Reply To: Rent regulator policy statement on rents for social housing

Peter Barker

Para 2.17 prohibits catch-up rent increases for existing tenants whose rent is less than the formula and/or has not been increased or increased by less than the maximum allowed in previous years. They can’t say “because you’ve been paying less than we could have charged you for the past five years, we are increasing your rent by 60% this year to what it would have been if we had charged the maximum possible in past years”.

They can only do that when a new tenant moves in.

The reference to rent periods beginning in 2023/24 is something different. The significance of 23/24 is that any scheduled rent increase falling in that period is limited to 7% for general needs properties even though last September’s CPI was higher. “Rent period” means the period over which a certain rent is payable – not necessarily a new tenancy, just a new rent following an increase.

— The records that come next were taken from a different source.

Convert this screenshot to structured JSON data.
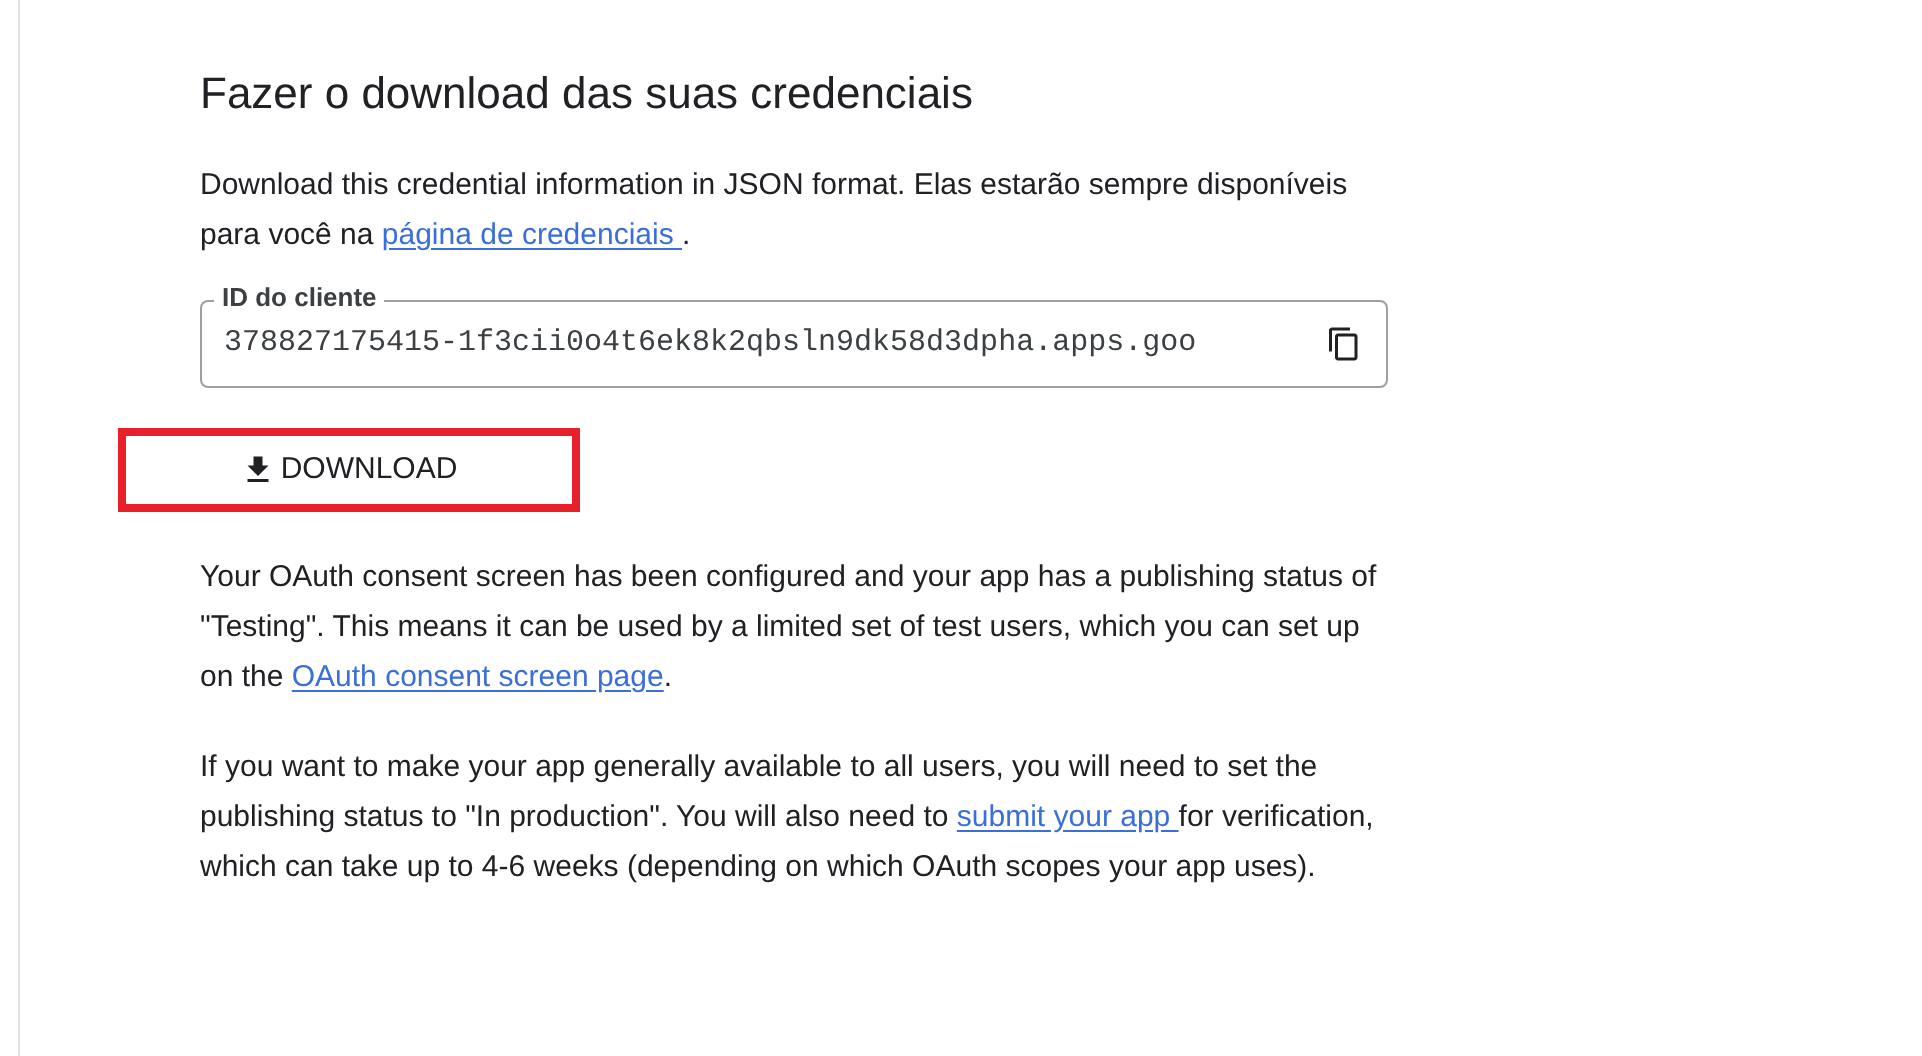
{
  "title": "Fazer o download das suas credenciais",
  "intro": [
    {
      "kind": "text",
      "text": "Download this credential information in JSON format. Elas estarão sempre disponíveis para você na "
    },
    {
      "kind": "link",
      "text": "página de credenciais "
    },
    {
      "kind": "text",
      "text": "."
    }
  ],
  "client_id_field": {
    "label": "ID do cliente",
    "value": "378827175415-1f3cii0o4t6ek8k2qbsln9dk58d3dpha.apps.goo"
  },
  "download_button": {
    "label": "DOWNLOAD",
    "highlighted": true
  },
  "paragraphs": [
    [
      {
        "kind": "text",
        "text": "Your OAuth consent screen has been configured and your app has a publishing status of \"Testing\". This means it can be used by a limited set of test users, which you can set up on the "
      },
      {
        "kind": "link",
        "text": "OAuth consent screen page"
      },
      {
        "kind": "text",
        "text": "."
      }
    ],
    [
      {
        "kind": "text",
        "text": "If you want to make your app generally available to all users, you will need to set the publishing status to \"In production\". You will also need to "
      },
      {
        "kind": "link",
        "text": "submit your app "
      },
      {
        "kind": "text",
        "text": "for verification, which can take up to 4-6 weeks (depending on which OAuth scopes your app uses)."
      }
    ]
  ]
}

I would resist the temptation to do the regulator’s job. As you can see from para 2.18, a rent above the limit is not necessarily unlawful, it’s just that they have to slowly phase it back within the limit. I wouldn’t look at the formula as if it is a tenancy condition – consequences for failing to abide by the formula are more at the organisational level than the individual landlord/tenant level.